WHAT THE TASK REQUIRES.
Repeat every line that appears below, with nothing altered.

App and web page records
......

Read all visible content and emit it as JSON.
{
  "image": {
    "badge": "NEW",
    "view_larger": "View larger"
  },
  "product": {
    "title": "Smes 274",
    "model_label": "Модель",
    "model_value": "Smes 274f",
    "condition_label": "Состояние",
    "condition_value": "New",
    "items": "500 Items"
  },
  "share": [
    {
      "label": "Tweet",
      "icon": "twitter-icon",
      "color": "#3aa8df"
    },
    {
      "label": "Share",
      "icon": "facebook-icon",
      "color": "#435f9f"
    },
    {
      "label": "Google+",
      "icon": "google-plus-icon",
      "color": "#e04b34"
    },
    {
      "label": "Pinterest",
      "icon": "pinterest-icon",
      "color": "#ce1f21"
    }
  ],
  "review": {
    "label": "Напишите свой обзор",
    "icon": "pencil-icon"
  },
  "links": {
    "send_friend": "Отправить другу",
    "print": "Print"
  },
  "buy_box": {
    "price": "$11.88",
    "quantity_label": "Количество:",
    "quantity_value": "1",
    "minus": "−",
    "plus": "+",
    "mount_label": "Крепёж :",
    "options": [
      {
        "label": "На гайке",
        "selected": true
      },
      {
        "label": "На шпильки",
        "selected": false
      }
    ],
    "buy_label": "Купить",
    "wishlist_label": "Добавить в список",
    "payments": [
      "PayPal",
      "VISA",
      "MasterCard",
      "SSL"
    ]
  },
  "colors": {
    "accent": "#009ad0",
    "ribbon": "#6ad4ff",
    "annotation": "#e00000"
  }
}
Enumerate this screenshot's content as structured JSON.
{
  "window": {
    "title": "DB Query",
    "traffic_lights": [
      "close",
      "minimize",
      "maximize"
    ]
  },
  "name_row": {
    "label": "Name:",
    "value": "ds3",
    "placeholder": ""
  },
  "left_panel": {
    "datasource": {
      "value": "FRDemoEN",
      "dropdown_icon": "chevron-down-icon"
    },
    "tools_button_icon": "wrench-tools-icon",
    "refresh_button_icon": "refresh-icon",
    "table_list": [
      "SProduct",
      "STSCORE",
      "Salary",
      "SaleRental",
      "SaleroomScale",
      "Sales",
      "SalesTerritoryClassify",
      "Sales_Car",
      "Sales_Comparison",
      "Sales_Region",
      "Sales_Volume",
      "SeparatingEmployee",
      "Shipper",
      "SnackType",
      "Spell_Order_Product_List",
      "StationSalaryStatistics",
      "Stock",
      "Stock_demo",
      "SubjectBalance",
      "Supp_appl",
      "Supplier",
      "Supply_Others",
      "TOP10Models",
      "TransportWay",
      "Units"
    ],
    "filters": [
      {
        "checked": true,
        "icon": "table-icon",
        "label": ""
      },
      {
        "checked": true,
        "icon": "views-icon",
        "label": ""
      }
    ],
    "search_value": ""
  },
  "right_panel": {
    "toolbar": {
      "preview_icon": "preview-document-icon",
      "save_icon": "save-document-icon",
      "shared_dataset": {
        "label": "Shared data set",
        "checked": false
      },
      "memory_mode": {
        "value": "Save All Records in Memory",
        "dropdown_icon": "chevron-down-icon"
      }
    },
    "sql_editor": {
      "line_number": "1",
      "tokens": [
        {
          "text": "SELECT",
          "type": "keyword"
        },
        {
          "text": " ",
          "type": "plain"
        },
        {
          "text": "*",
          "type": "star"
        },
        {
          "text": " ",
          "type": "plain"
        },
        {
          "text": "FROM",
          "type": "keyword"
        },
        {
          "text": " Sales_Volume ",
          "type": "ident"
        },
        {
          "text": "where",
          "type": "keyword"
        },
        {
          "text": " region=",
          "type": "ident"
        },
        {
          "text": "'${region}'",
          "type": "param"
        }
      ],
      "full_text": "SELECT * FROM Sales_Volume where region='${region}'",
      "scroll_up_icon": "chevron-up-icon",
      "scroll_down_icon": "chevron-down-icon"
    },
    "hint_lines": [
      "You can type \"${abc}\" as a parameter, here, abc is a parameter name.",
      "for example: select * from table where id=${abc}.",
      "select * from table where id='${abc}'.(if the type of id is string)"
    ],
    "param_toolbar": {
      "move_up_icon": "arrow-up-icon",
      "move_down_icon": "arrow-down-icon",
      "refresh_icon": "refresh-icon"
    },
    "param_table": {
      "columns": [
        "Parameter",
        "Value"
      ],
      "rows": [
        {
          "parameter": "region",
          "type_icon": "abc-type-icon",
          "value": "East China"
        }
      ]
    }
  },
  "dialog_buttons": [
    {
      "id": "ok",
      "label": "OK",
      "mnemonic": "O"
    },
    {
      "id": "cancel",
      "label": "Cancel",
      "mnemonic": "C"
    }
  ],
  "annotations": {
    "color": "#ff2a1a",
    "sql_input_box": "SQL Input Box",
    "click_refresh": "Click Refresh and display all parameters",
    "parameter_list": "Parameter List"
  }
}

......

EXERCISE OUTPUT.
Read all visible content and emit it as JSON.
{
  "image": {
    "badge": "NEW",
    "view_larger": "View larger"
  },
  "product": {
    "title": "Smes 274",
    "model_label": "Модель",
    "model_value": "Smes 274f",
    "condition_label": "Состояние",
    "condition_value": "New",
    "items": "500 Items"
  },
  "share": [
    {
      "label": "Tweet",
      "icon": "twitter-icon",
      "color": "#3aa8df"
    },
    {
      "label": "Share",
      "icon": "facebook-icon",
      "color": "#435f9f"
    },
    {
      "label": "Google+",
      "icon": "google-plus-icon",
      "color": "#e04b34"
    },
    {
      "label": "Pinterest",
      "icon": "pinterest-icon",
      "color": "#ce1f21"
    }
  ],
  "review": {
    "label": "Напишите свой обзор",
    "icon": "pencil-icon"
  },
  "links": {
    "send_friend": "Отправить другу",
    "print": "Print"
  },
  "buy_box": {
    "price": "$11.88",
    "quantity_label": "Количество:",
    "quantity_value": "1",
    "minus": "−",
    "plus": "+",
    "mount_label": "Крепёж :",
    "options": [
      {
        "label": "На гайке",
        "selected": true
      },
      {
        "label": "На шпильки",
        "selected": false
      }
    ],
    "buy_label": "Купить",
    "wishlist_label": "Добавить в список",
    "payments": [
      "PayPal",
      "VISA",
      "MasterCard",
      "SSL"
    ]
  },
  "colors": {
    "accent": "#009ad0",
    "ribbon": "#6ad4ff",
    "annotation": "#e00000"
  }
}
Enumerate this screenshot's content as structured JSON.
{
  "window": {
    "title": "DB Query",
    "traffic_lights": [
      "close",
      "minimize",
      "maximize"
    ]
  },
  "name_row": {
    "label": "Name:",
    "value": "ds3",
    "placeholder": ""
  },
  "left_panel": {
    "datasource": {
      "value": "FRDemoEN",
      "dropdown_icon": "chevron-down-icon"
    },
    "tools_button_icon": "wrench-tools-icon",
    "refresh_button_icon": "refresh-icon",
    "table_list": [
      "SProduct",
      "STSCORE",
      "Salary",
      "SaleRental",
      "SaleroomScale",
      "Sales",
      "SalesTerritoryClassify",
      "Sales_Car",
      "Sales_Comparison",
      "Sales_Region",
      "Sales_Volume",
      "SeparatingEmployee",
      "Shipper",
      "SnackType",
      "Spell_Order_Product_List",
      "StationSalaryStatistics",
      "Stock",
      "Stock_demo",
      "SubjectBalance",
      "Supp_appl",
      "Supplier",
      "Supply_Others",
      "TOP10Models",
      "TransportWay",
      "Units"
    ],
    "filters": [
      {
        "checked": true,
        "icon": "table-icon",
        "label": ""
      },
      {
        "checked": true,
        "icon": "views-icon",
        "label": ""
      }
    ],
    "search_value": ""
  },
  "right_panel": {
    "toolbar": {
      "preview_icon": "preview-document-icon",
      "save_icon": "save-document-icon",
      "shared_dataset": {
        "label": "Shared data set",
        "checked": false
      },
      "memory_mode": {
        "value": "Save All Records in Memory",
        "dropdown_icon": "chevron-down-icon"
      }
    },
    "sql_editor": {
      "line_number": "1",
      "tokens": [
        {
          "text": "SELECT",
          "type": "keyword"
        },
        {
          "text": " ",
          "type": "plain"
        },
        {
          "text": "*",
          "type": "star"
        },
        {
          "text": " ",
          "type": "plain"
        },
        {
          "text": "FROM",
          "type": "keyword"
        },
        {
          "text": " Sales_Volume ",
          "type": "ident"
        },
        {
          "text": "where",
          "type": "keyword"
        },
        {
          "text": " region=",
          "type": "ident"
        },
        {
          "text": "'${region}'",
          "type": "param"
        }
      ],
      "full_text": "SELECT * FROM Sales_Volume where region='${region}'",
      "scroll_up_icon": "chevron-up-icon",
      "scroll_down_icon": "chevron-down-icon"
    },
    "hint_lines": [
      "You can type \"${abc}\" as a parameter, here, abc is a parameter name.",
      "for example: select * from table where id=${abc}.",
      "select * from table where id='${abc}'.(if the type of id is string)"
    ],
    "param_toolbar": {
      "move_up_icon": "arrow-up-icon",
      "move_down_icon": "arrow-down-icon",
      "refresh_icon": "refresh-icon"
    },
    "param_table": {
      "columns": [
        "Parameter",
        "Value"
      ],
      "rows": [
        {
          "parameter": "region",
          "type_icon": "abc-type-icon",
          "value": "East China"
        }
      ]
    }
  },
  "dialog_buttons": [
    {
      "id": "ok",
      "label": "OK",
      "mnemonic": "O"
    },
    {
      "id": "cancel",
      "label": "Cancel",
      "mnemonic": "C"
    }
  ],
  "annotations": {
    "color": "#ff2a1a",
    "sql_input_box": "SQL Input Box",
    "click_refresh": "Click Refresh and display all parameters",
    "parameter_list": "Parameter List"
  }
}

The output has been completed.